Frameworks for study of occupations and professions; occupational structure and mobility in American society in relation to adult socialization and career development; occupational and professional associations and society.
Have you ever wondered why Americans work so hard or why people work for pay at all? And what explains why some workers in low-paying service jobs seem content if not happy with their work and interactions with clients? And why are non-whites and women segregated in particular types of occupations and industries and why do they, on average, make less than their white and male counterparts?
In this course we will explore the sociology of work, occupations, and labor markets to answer these questions and more. We will focus on the way that social structures, such as states, business organizations, occupations/professions, and more affect workplace dynamics and workers' life chances. Along the way we will encounter three different readings that will further shed light on these questions. The first explores the nature of "good" and "bad" jobs and how they came to be in the 21st century. The second presents an intimate and fascinating portrayal of luxury hotel workers, focusing on the strategies they use to find meaning in their work and how they rationalize working with extraordinarily demanding high-class clients. Our final text will take us to the blue collar world of Baltimore in the 1990s to critically examine why less-educated African American men fare worse in the local job market than their similarly situated white counterparts. By the end of the quarter you should be critical of modern working arrangements and realize that they are far from natural.
Student learning goals
Understand how and why the capitalist workplace has changed over time.
Have a basic understanding of how sociologists study and theorize about work and the workplace.
Develop an understanding of occupations, professions and how they continue to exist in capitalist societies.
Understand the labor market and how institutions sort different types of people into different types of jobs.
Become aware of how the institution of work has shaped the lives of workers and their families in the past and present.
General method of instruction
This course will be mostly lecture and discussion based. Additionally, we will read three books, no more than two chapters before each class. There will also be one or two documentaries.
Although this is a 400-level course, I do not require particular sociology prerequisites. As the quarter progresses, I will make an effort to illustrate how and why the course concepts are considered sociological.
Students interested in stratification and inequality will be especially interested in this course.
Class assignments and grading

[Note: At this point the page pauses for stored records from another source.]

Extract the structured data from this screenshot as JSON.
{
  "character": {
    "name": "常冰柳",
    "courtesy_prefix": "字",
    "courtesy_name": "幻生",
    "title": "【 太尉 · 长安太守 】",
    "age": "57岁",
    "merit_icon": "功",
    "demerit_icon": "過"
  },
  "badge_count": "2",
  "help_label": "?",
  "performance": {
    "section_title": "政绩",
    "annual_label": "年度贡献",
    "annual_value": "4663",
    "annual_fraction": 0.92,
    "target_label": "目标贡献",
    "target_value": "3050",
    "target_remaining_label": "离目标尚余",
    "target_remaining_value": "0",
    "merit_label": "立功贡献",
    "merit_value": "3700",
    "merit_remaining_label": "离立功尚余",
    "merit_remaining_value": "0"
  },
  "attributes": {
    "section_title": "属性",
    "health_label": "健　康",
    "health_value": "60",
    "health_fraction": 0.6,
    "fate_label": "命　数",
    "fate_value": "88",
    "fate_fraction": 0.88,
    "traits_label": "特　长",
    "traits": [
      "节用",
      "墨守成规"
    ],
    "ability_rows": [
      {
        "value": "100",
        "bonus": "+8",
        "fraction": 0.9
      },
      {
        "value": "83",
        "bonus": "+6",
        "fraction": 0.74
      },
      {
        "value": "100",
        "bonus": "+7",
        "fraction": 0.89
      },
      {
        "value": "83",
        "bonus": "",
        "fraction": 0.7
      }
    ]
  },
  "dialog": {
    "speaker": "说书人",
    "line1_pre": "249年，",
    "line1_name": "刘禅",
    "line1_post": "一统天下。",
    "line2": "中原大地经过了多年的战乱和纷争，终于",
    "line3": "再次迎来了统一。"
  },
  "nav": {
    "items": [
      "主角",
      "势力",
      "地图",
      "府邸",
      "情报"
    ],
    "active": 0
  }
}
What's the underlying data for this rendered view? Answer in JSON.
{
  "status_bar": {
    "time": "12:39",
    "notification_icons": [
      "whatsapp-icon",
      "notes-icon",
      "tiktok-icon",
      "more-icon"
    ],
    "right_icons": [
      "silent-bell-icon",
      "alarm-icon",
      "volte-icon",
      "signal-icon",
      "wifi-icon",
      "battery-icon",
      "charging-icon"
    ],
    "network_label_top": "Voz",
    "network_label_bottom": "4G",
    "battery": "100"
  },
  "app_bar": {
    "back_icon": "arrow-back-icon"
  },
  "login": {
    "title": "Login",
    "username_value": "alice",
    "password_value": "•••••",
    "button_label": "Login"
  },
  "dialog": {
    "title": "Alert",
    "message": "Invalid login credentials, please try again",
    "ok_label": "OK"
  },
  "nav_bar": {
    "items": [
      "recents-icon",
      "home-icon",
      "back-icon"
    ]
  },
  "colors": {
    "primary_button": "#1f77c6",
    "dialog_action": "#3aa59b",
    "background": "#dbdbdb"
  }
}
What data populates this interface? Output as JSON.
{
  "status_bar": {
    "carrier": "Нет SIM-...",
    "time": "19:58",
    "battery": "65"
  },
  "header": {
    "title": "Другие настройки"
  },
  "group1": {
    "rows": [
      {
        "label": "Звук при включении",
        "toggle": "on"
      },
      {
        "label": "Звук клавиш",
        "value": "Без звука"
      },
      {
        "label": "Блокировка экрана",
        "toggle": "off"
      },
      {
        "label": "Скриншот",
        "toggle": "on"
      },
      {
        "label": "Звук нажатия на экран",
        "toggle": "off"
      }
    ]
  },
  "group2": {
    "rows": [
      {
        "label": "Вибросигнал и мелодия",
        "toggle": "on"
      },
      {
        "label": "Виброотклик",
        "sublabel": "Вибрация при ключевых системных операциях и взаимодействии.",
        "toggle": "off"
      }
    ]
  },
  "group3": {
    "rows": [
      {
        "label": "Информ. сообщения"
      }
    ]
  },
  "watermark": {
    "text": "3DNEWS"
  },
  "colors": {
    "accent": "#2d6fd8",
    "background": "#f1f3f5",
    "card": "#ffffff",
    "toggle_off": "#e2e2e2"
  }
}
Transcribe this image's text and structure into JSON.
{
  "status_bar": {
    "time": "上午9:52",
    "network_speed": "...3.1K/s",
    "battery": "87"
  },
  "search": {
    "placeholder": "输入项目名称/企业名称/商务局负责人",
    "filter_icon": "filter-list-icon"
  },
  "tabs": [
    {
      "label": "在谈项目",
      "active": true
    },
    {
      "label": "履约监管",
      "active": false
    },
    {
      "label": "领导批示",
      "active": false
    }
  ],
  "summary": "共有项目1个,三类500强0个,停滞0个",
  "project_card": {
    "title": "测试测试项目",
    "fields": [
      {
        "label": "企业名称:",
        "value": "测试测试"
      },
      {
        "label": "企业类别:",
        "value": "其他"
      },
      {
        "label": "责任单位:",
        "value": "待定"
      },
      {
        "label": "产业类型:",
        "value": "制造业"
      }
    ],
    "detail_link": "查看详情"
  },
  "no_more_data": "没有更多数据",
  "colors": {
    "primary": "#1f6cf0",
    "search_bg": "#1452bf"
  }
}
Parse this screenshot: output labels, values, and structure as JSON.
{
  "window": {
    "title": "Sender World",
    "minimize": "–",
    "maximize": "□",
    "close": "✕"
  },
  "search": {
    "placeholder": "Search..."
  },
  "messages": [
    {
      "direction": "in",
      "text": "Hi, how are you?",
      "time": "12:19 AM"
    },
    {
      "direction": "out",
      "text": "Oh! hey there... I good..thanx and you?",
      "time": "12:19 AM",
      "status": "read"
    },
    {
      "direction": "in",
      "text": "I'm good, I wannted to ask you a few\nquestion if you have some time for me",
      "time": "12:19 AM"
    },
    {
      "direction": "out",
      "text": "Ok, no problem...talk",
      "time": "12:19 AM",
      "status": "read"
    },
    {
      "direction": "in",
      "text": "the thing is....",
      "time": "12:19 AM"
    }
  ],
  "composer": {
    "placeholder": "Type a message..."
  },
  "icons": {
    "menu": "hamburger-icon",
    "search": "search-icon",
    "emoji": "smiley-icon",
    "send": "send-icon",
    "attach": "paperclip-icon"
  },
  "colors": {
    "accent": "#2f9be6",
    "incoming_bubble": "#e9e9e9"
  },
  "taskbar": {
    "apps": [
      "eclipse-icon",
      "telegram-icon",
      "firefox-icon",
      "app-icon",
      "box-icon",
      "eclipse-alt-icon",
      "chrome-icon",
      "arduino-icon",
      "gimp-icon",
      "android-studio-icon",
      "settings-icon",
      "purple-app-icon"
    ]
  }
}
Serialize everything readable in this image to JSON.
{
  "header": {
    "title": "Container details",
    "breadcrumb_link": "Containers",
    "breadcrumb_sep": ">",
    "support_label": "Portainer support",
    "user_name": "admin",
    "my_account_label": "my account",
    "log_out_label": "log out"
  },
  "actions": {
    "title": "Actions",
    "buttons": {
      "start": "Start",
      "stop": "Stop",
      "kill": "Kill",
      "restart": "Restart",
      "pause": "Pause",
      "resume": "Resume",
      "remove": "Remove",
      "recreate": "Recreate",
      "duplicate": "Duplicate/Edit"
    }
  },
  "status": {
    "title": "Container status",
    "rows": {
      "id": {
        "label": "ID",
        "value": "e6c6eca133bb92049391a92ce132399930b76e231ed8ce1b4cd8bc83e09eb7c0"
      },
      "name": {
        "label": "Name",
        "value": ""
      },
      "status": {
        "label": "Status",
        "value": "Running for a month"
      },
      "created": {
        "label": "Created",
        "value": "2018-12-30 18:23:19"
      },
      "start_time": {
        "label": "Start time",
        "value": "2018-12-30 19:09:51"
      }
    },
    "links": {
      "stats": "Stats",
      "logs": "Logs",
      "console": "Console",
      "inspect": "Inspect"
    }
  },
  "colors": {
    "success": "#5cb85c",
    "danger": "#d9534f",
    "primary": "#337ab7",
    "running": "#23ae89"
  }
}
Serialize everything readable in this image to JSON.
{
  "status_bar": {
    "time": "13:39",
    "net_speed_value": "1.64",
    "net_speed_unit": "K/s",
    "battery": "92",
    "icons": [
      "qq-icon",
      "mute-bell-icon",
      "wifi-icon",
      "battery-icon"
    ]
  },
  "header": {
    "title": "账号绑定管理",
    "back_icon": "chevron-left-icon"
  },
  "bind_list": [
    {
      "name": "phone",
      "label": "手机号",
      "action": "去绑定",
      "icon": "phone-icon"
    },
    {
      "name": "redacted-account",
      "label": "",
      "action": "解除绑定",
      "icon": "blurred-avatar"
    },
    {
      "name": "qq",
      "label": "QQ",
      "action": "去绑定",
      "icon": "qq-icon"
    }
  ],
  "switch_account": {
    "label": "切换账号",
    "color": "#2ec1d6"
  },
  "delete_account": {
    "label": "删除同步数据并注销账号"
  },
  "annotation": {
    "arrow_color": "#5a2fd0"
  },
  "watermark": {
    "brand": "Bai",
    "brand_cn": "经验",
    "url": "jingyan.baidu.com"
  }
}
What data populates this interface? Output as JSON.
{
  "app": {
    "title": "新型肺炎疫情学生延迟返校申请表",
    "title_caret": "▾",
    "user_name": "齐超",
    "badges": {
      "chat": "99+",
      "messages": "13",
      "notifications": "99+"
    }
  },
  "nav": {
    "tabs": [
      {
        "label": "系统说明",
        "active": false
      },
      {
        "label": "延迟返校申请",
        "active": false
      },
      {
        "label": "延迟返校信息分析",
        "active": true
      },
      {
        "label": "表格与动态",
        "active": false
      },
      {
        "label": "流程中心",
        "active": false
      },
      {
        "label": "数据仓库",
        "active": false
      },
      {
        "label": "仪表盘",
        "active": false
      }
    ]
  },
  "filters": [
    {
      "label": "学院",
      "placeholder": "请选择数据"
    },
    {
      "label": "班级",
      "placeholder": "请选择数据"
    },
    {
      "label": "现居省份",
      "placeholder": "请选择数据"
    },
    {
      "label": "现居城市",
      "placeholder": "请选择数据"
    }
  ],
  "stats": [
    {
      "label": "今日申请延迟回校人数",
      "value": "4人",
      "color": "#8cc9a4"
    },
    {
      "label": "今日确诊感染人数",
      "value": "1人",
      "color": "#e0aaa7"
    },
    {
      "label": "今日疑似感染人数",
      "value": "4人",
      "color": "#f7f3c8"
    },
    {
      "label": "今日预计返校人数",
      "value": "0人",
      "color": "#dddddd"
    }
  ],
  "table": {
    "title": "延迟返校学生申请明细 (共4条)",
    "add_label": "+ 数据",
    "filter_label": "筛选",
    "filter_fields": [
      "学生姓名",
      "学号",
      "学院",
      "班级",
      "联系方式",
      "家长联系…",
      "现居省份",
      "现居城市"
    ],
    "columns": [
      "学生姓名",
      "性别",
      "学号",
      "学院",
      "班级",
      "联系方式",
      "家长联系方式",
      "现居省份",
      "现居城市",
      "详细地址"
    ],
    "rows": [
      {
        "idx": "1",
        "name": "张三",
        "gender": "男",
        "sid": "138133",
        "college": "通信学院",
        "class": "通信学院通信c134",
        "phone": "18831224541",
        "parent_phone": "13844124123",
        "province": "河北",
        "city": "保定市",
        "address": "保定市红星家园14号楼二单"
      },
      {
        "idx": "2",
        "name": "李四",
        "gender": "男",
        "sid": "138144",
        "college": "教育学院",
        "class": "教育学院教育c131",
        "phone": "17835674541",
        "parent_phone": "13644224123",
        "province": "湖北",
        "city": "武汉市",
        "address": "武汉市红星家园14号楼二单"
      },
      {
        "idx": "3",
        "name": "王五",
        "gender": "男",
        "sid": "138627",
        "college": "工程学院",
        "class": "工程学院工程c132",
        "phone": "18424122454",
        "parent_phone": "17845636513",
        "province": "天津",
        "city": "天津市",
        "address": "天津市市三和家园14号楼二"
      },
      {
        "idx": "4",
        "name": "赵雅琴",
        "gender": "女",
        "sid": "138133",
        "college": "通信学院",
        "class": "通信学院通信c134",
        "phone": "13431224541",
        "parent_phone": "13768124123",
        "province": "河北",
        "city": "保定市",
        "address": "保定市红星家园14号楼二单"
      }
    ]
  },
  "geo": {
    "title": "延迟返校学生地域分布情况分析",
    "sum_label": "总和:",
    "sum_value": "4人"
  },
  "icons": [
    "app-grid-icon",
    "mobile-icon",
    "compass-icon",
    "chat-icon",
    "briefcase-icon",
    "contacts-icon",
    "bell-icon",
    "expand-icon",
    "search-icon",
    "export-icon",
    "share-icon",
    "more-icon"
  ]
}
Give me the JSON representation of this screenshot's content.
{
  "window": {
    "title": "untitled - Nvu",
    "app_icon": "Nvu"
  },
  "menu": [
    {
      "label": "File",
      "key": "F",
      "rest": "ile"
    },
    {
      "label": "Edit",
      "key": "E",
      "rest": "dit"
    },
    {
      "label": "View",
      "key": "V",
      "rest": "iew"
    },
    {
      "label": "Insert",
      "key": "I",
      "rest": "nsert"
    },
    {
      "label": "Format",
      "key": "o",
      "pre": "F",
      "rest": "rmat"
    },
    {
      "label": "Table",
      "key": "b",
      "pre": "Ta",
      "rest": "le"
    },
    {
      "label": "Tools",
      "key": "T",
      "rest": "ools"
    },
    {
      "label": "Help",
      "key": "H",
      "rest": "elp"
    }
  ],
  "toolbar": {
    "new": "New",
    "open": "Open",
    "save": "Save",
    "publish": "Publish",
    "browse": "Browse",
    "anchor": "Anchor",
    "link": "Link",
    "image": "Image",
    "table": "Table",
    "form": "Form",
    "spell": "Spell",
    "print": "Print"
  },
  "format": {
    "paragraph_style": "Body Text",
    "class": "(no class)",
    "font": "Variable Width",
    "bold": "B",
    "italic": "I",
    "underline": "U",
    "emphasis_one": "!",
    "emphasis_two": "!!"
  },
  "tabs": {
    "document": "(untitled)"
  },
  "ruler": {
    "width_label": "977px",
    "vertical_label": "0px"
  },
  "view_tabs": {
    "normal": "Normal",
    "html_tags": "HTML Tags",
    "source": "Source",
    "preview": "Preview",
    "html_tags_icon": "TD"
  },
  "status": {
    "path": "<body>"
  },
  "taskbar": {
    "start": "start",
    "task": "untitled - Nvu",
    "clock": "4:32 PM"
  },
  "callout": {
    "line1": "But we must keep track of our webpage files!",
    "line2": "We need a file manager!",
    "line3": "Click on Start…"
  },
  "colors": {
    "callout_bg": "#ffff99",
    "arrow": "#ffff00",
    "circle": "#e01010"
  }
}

There will be two exams, a midterm and a final. Both exams will be multiple choice with a small written component. There will also be a short, 3-5 page paper where students describe a work experience and use the information from the course to analyze their experience. At the beginning of most lectures, I also will ask an open-ended, credit/no credit general question based on the readings. Students are allowed to miss two or three of these short "quizzes." Finally, students will be graded on their participation during class discussions.
Midterm: 25 percent Final: 25 percent Work Experience Paper: 20 percent Reading Quizzes: 20 percent Participation: 15 percent